I reckons what he means is he would do it all different. Well, maybes not it all, but the stuff with Julie next door and what they done that weekend the kids and me was away to my mother’s. And if he’d come with us then, we’d be in a different place now, sure as eggs, and maybes the same place as we can see in the picture.
I don’t have any words for him then, not for Jim and what he said, and I just stands there with his arm about me and the picture raised high and a rainy day light on my lifted face, and in that moment it is all different.
On any other day she’d have stopped at Marty’s just long enough to pass the time, making comment on the weather and what’s going on in the world, and Marty selling her a newspaper and he’d smile and she’d smile back at him and he’d carry that feeling through the rest of the afternoon.
On any other day she’d drop a dollar into the cup of Billy the beggar on the corner of ninth and he’d bless her and wish her luck and he’d watch her walking away from him and the way her hips moved and the almost skip of her step, and he’d lick his lips and pocket the dollar.
On any other day the boys at the ‘Rise and Shine’ window cleaning company would stand with their faces close to the glass and they’d wave and whistle and she’d turn her head and wave back and that would make the youngest there think he was in love and his name is Bradley.
And the lady who feeds the pigeons in the garden up on Cranston Way would shake her head and tut at the shortness of Christie’s skirt and the girl called Alice would say she thinks the length of the skirt is just fine and if you’ve got the legs there’s no point in keeping them hidden.
On any other day this is how it would go. And Christie turning heads and the flick of her hair and her laughter like birdsong in the city and the day a little brighter when she’s been in it.

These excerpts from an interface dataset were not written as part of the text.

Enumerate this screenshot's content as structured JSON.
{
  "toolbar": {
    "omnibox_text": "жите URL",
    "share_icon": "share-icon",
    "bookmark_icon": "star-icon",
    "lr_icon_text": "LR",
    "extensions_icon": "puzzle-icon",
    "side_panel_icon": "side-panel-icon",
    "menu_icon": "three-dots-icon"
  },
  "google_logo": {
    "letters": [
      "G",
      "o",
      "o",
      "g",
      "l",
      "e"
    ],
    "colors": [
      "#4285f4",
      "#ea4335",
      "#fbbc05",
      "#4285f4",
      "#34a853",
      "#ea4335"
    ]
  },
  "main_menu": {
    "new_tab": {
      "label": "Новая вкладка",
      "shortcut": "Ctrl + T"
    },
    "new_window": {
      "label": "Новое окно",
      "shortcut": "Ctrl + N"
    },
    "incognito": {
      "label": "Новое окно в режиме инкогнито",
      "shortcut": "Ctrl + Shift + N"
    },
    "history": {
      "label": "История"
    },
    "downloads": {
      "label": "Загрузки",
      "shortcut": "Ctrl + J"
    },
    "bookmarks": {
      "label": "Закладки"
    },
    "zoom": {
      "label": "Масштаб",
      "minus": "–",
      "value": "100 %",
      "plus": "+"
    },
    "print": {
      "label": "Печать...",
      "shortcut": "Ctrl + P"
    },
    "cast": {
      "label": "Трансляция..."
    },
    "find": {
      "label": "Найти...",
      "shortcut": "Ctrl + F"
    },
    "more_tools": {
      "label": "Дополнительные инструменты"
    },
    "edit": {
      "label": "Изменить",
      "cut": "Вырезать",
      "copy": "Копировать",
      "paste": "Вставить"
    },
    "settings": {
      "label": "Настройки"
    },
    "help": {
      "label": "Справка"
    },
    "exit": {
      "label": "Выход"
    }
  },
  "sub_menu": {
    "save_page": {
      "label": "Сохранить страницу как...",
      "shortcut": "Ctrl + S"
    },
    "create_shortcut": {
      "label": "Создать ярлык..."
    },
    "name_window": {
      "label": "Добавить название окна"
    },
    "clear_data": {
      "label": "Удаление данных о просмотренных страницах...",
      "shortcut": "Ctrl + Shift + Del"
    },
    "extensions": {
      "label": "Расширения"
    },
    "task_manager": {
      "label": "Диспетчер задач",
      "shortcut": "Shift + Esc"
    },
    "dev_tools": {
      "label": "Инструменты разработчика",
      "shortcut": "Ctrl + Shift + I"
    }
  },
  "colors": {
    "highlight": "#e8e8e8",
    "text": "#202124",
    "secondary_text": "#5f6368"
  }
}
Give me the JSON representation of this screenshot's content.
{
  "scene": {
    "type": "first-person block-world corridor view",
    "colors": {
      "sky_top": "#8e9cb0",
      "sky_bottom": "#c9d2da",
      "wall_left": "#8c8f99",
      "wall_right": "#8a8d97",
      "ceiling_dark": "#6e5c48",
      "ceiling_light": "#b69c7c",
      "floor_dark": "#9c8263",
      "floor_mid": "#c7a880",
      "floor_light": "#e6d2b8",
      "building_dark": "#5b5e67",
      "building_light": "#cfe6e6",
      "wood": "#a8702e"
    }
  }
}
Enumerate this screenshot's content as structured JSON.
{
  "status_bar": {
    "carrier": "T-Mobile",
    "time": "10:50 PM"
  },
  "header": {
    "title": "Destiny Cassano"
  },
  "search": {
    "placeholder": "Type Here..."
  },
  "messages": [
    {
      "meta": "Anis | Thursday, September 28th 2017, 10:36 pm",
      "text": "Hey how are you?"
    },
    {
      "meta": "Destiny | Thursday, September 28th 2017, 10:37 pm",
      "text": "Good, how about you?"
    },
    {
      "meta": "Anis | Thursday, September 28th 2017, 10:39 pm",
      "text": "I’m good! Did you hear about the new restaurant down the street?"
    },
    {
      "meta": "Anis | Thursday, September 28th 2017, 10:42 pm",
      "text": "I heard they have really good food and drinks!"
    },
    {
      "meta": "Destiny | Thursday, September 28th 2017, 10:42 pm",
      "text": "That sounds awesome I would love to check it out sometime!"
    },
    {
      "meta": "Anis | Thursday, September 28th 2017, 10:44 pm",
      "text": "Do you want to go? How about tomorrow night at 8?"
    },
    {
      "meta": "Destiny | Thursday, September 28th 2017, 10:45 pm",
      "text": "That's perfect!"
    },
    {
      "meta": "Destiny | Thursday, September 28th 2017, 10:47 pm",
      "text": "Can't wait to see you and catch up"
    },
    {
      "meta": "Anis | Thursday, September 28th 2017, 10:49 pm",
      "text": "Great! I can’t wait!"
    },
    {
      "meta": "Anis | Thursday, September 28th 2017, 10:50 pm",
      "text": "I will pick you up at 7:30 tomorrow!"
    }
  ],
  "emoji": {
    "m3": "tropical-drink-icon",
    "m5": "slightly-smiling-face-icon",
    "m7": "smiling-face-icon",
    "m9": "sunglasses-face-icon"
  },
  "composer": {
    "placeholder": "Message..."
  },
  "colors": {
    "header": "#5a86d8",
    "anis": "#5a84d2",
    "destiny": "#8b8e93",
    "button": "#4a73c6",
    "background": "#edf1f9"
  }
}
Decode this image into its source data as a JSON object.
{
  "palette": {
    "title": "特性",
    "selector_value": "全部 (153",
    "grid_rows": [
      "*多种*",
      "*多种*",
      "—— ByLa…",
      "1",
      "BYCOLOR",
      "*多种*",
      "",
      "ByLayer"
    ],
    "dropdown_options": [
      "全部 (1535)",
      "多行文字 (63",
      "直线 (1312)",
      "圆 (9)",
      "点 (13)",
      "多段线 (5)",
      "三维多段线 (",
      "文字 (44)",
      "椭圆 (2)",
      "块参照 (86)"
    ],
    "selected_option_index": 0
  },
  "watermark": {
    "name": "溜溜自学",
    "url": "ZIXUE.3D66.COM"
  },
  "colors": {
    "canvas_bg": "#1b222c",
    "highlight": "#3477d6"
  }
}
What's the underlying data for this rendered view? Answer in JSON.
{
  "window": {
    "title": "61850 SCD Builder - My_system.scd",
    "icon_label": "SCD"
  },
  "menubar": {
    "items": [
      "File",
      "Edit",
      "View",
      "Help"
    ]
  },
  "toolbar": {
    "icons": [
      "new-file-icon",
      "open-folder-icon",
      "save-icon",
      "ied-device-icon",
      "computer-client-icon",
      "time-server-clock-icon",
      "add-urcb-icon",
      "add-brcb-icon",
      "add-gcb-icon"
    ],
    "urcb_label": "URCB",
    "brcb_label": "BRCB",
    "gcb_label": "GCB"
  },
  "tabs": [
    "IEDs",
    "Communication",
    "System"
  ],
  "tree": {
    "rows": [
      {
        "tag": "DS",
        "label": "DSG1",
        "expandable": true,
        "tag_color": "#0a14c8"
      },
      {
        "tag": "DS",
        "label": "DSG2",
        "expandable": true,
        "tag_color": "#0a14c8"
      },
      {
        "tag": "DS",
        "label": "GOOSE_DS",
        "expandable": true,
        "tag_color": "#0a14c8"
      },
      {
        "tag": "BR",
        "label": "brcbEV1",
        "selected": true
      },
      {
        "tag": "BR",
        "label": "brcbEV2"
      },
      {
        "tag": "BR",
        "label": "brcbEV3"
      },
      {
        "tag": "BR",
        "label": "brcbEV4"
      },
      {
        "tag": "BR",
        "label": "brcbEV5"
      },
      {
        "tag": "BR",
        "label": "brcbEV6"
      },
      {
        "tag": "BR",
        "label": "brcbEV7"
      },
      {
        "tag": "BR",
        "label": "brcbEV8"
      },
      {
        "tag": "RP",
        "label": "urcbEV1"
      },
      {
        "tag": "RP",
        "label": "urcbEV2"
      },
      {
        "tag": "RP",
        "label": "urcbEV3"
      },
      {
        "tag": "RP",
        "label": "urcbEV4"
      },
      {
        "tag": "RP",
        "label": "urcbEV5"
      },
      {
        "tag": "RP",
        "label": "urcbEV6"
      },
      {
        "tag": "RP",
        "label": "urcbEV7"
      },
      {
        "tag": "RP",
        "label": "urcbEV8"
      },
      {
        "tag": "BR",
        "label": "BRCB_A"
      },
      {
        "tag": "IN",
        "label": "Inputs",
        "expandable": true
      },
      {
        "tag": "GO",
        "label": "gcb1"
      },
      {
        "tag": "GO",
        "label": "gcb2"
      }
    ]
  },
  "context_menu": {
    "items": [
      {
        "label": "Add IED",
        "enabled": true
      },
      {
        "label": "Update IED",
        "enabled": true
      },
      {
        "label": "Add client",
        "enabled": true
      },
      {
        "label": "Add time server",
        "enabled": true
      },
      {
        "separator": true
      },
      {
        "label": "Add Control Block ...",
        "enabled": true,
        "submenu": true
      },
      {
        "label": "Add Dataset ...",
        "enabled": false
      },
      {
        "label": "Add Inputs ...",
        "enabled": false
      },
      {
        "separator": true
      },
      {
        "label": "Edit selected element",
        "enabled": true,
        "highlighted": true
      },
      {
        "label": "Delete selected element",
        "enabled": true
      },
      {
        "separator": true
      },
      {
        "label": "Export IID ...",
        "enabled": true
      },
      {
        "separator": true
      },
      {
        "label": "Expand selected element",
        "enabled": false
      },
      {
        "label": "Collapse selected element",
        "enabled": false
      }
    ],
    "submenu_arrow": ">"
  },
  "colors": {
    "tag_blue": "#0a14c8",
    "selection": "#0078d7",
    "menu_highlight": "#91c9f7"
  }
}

But today is not any other day, and she’s in a greater hurry than normal and a crease at her brow and she bites at her bottom lip and she does not stop at Marty’s; and Billy the beggar is a dollar lighter in his cup this day; and the boys at the Rise and Shine window cleaning company crane their necks looking this way and that, searching, thinking they must have missed her, and Bradley does not think he could have and he feels an empty ache deep in his gut; and the woman feeding the pigeons in the garden up on Cranston Way snips at Alice instead and it is Alice’s skirt that is too short today, only Alice thinks it isn’t. And Christie, in so much of a spin, and no one can afterwards say why, and she does not stop before crossing the road and the driver of the car does not see her and the world is stood on its head in a cartwheel moment and the days after that are changed and a new shape given to every other day.
→Thanks again, Lindsay, for these wonderful moments in writing. I encourage readers to respond to the journal prompts through the comments section; there is a whole lot of good writing going on out there. And as always, thanks for reading!←